Monday, March 19, 2012

Interference protection for unlicensed devices

It’s generally accepted that an unlicensed device must accept interference from any source, and may not cause harmful interference to any licensed service; for example, Weiser and Hatfield explain that Part 15 “safeguards only the rights of licensed spectrum users and provides no protection to commons access users”  in their 2005 paper Policing the Spectrum Commons.

I don’t read it that way.

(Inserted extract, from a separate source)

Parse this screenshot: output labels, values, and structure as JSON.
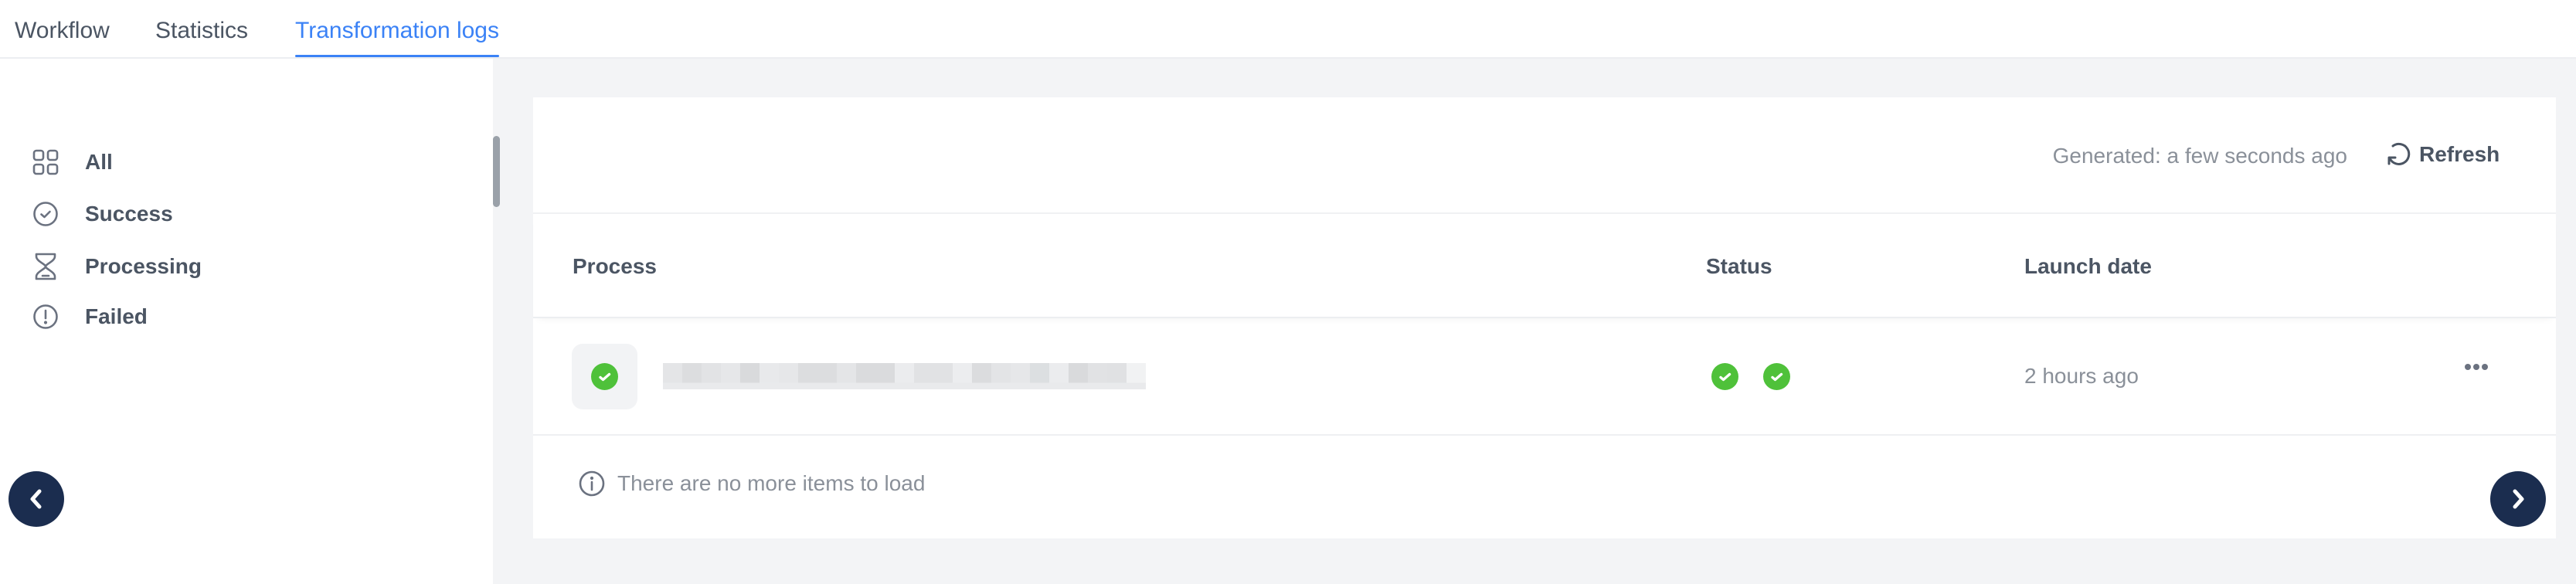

Unlicensed devices shouldn’t cause harmful interference to other unlicensed devices, either.

Wednesday, March 14, 2012

Receiver interference limits presented at FCC workshop

I made a presentation and participated in a panel at the FCC Workshop on Spectrum Efficiency and Receivers on March 12-13, 2012 (Public Notice PDF). My presentation is at My presentation is on the day 2 video starting at time code 36:00 (there is also video for day 1); my opening comments on the subsequent panel are at 86:00, and various times subsequently.

A two page summary of the proposal is available at 

Tuesday, February 14, 2012

Placebo Legislation: Doing Good by Doing Nothing

I recently sat in on a conversation at the Silicon Flatirons Center among a group of cybersecurity experts about the need and nature of government regulation, given the vulnerability of critical infrastructure to cyber-attack, and indications that the market alone may not provide the desired degree of communal action needed for defense. I concluded that the answer was “placebo legislation”: Doing Good by Doing Nothing.

Apparently the U.S. federal government has recognized the need for action, and the Administration and leaders in Congress have proposed a number of legislative solutions. However, I ended up feeling that we’d be better off if the government pretty much did nothing given that:

A number of practitioners described how regulations too easily lead to a “compliance culture,” where statutory requirements incentivize companies to check the right boxes, rather than implement better security

White hat hackers explained that vulnerabilities and exploit strategies are evolving much, much more rapidly than any conceivable government framework

Cybersecurity is a complex and messy socio-technical system, and the unintended negative consequences of any regulation could easily outweigh the benefits

A leading computer scientist observed that the incentives for appropriate behavior were already about right – and that a process-oriented standards framework was guaranteed to drive the technical experts out of the room.

The government therefore needs to be seen to be doing something – but the less it does, the better. This is not unlike the placebo effect, where a patient given a dummy treatment experiences a true improvement in their condition – without harmful side effects.

Saturday, February 11, 2012

Incremental management of reception: When protection limits are not sufficient

As the growing demand for wireless services squeezes radio operations ever closer together, we can no longer afford to ignore the costs that poor receivers and ambiguous interference standards impose on society. There’s a growing consensus that radio regulation needs to attend to reception issues as much as to transmission, which has led to a clamor for receiver standards.  As I’ve argued in the June 2011 post Receiver protection limits: a better way to manage interference than receiver standards, however, the best way to manage receivers is to specify the radio environment in which they have to operate (i.e. receiver protection limits) rather than government getting into the minutiae of setting performance requirements (i.e. receiver standards).

However, while protection limits are necessary, there may be cases where they’re not sufficient. In this post I outline a progression of increasingly interventionist steps in managing reception, starting with protection limits and adding more and more requirements until one reaches full-strength government-imposed receiver standards.

Sunday, January 01, 2012

Vendor representations: a solution to the decoupled receiver problem

Requiring receiver vendors to represent to buyers that their equipment is fit for purpose is a way to avoid cheap receivers from reducing the performance of coexisting systems in the “decoupled receiver” case, i.e. when there isn't a license holder to negotiate with.